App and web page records
⁂

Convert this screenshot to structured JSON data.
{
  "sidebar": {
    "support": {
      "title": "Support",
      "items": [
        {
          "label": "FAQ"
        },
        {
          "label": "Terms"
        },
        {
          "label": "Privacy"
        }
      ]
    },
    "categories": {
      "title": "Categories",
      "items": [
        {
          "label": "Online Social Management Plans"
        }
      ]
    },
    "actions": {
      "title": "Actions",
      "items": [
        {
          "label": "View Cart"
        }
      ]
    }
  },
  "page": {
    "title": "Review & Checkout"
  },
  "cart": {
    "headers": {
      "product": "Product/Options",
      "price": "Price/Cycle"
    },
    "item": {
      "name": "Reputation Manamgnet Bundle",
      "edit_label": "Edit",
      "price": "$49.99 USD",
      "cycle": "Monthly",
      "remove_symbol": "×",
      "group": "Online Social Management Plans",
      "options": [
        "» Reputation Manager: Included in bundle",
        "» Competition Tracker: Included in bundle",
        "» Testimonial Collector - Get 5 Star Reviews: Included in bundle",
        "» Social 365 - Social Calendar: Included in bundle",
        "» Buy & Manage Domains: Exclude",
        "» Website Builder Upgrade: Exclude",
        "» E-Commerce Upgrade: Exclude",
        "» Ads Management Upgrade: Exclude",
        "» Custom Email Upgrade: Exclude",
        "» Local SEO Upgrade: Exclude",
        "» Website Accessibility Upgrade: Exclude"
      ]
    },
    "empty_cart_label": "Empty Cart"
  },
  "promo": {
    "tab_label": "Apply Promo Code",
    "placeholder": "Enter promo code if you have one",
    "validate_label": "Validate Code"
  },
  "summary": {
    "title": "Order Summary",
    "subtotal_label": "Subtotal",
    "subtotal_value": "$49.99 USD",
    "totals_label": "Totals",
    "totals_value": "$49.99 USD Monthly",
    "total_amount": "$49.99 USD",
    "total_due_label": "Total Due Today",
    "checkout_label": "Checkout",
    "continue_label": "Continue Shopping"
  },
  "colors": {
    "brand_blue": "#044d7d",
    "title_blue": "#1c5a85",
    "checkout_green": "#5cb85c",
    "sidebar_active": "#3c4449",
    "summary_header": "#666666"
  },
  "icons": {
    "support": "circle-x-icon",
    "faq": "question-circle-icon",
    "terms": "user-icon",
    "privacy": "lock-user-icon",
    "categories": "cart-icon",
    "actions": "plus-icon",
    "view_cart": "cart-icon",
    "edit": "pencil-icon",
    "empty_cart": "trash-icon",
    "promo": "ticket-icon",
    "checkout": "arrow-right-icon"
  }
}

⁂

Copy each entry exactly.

▸ **Task result**
Convert this screenshot to structured JSON data.
{
  "sidebar": {
    "support": {
      "title": "Support",
      "items": [
        {
          "label": "FAQ"
        },
        {
          "label": "Terms"
        },
        {
          "label": "Privacy"
        }
      ]
    },
    "categories": {
      "title": "Categories",
      "items": [
        {
          "label": "Online Social Management Plans"
        }
      ]
    },
    "actions": {
      "title": "Actions",
      "items": [
        {
          "label": "View Cart"
        }
      ]
    }
  },
  "page": {
    "title": "Review & Checkout"
  },
  "cart": {
    "headers": {
      "product": "Product/Options",
      "price": "Price/Cycle"
    },
    "item": {
      "name": "Reputation Manamgnet Bundle",
      "edit_label": "Edit",
      "price": "$49.99 USD",
      "cycle": "Monthly",
      "remove_symbol": "×",
      "group": "Online Social Management Plans",
      "options": [
        "» Reputation Manager: Included in bundle",
        "» Competition Tracker: Included in bundle",
        "» Testimonial Collector - Get 5 Star Reviews: Included in bundle",
        "» Social 365 - Social Calendar: Included in bundle",
        "» Buy & Manage Domains: Exclude",
        "» Website Builder Upgrade: Exclude",
        "» E-Commerce Upgrade: Exclude",
        "» Ads Management Upgrade: Exclude",
        "» Custom Email Upgrade: Exclude",
        "» Local SEO Upgrade: Exclude",
        "» Website Accessibility Upgrade: Exclude"
      ]
    },
    "empty_cart_label": "Empty Cart"
  },
  "promo": {
    "tab_label": "Apply Promo Code",
    "placeholder": "Enter promo code if you have one",
    "validate_label": "Validate Code"
  },
  "summary": {
    "title": "Order Summary",
    "subtotal_label": "Subtotal",
    "subtotal_value": "$49.99 USD",
    "totals_label": "Totals",
    "totals_value": "$49.99 USD Monthly",
    "total_amount": "$49.99 USD",
    "total_due_label": "Total Due Today",
    "checkout_label": "Checkout",
    "continue_label": "Continue Shopping"
  },
  "colors": {
    "brand_blue": "#044d7d",
    "title_blue": "#1c5a85",
    "checkout_green": "#5cb85c",
    "sidebar_active": "#3c4449",
    "summary_header": "#666666"
  },
  "icons": {
    "support": "circle-x-icon",
    "faq": "question-circle-icon",
    "terms": "user-icon",
    "privacy": "lock-user-icon",
    "categories": "cart-icon",
    "actions": "plus-icon",
    "view_cart": "cart-icon",
    "edit": "pencil-icon",
    "empty_cart": "trash-icon",
    "promo": "ticket-icon",
    "checkout": "arrow-right-icon"
  }
}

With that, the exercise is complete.